▶ Work required
From the listing below, work out how many lines contain "text"; the answer is that number and nothing more.

::::

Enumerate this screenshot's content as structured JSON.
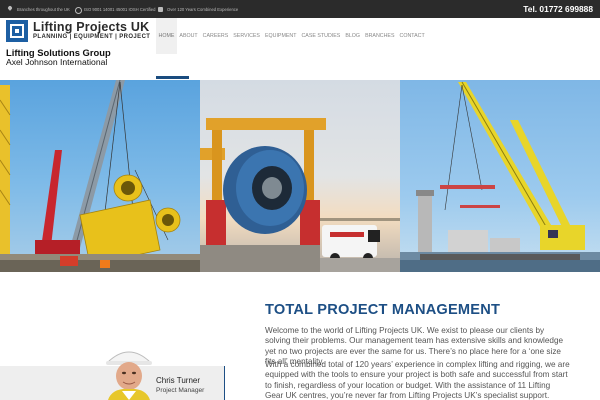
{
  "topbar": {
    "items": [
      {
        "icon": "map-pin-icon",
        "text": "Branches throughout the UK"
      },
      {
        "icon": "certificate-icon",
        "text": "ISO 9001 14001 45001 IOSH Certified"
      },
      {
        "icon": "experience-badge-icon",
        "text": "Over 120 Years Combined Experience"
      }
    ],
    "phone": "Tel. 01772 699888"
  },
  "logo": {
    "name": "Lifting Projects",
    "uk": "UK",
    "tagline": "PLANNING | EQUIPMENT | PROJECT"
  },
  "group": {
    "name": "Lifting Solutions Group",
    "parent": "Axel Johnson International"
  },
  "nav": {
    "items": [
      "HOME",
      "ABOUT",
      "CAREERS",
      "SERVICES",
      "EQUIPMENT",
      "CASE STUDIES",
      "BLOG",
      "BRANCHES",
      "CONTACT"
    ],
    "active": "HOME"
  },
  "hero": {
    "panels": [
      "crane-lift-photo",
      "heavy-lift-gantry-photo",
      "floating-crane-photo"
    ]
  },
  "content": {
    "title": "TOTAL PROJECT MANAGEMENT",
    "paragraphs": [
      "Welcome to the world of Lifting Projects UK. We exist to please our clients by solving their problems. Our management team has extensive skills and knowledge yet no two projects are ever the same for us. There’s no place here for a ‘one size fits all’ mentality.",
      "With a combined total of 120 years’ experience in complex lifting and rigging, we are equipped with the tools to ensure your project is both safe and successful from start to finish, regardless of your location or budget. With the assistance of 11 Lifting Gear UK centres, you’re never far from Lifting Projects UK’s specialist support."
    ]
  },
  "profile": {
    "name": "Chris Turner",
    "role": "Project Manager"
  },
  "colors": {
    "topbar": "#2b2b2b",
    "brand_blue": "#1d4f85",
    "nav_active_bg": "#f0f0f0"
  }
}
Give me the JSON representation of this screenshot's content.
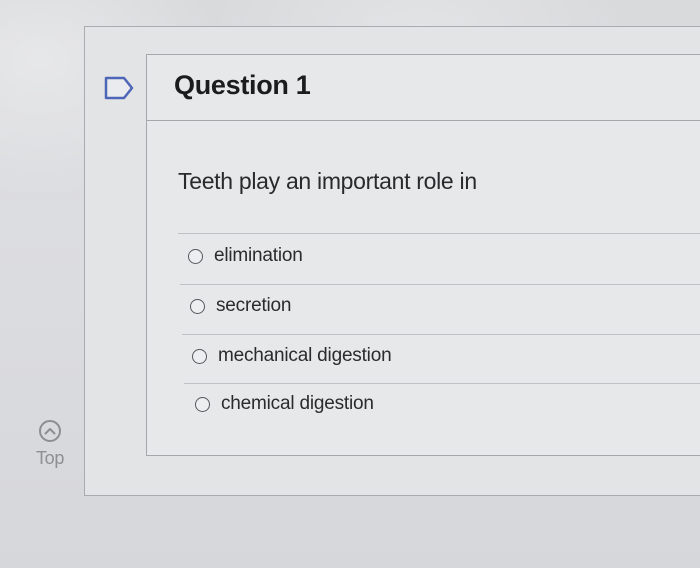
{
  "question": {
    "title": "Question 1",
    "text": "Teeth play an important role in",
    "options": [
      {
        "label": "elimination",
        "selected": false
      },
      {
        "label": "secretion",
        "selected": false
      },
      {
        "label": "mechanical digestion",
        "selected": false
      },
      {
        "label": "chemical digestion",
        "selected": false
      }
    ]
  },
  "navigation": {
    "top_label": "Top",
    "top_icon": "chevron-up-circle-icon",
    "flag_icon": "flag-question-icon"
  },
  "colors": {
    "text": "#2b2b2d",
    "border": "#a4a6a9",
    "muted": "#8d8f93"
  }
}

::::

▶ Output of the exercise
5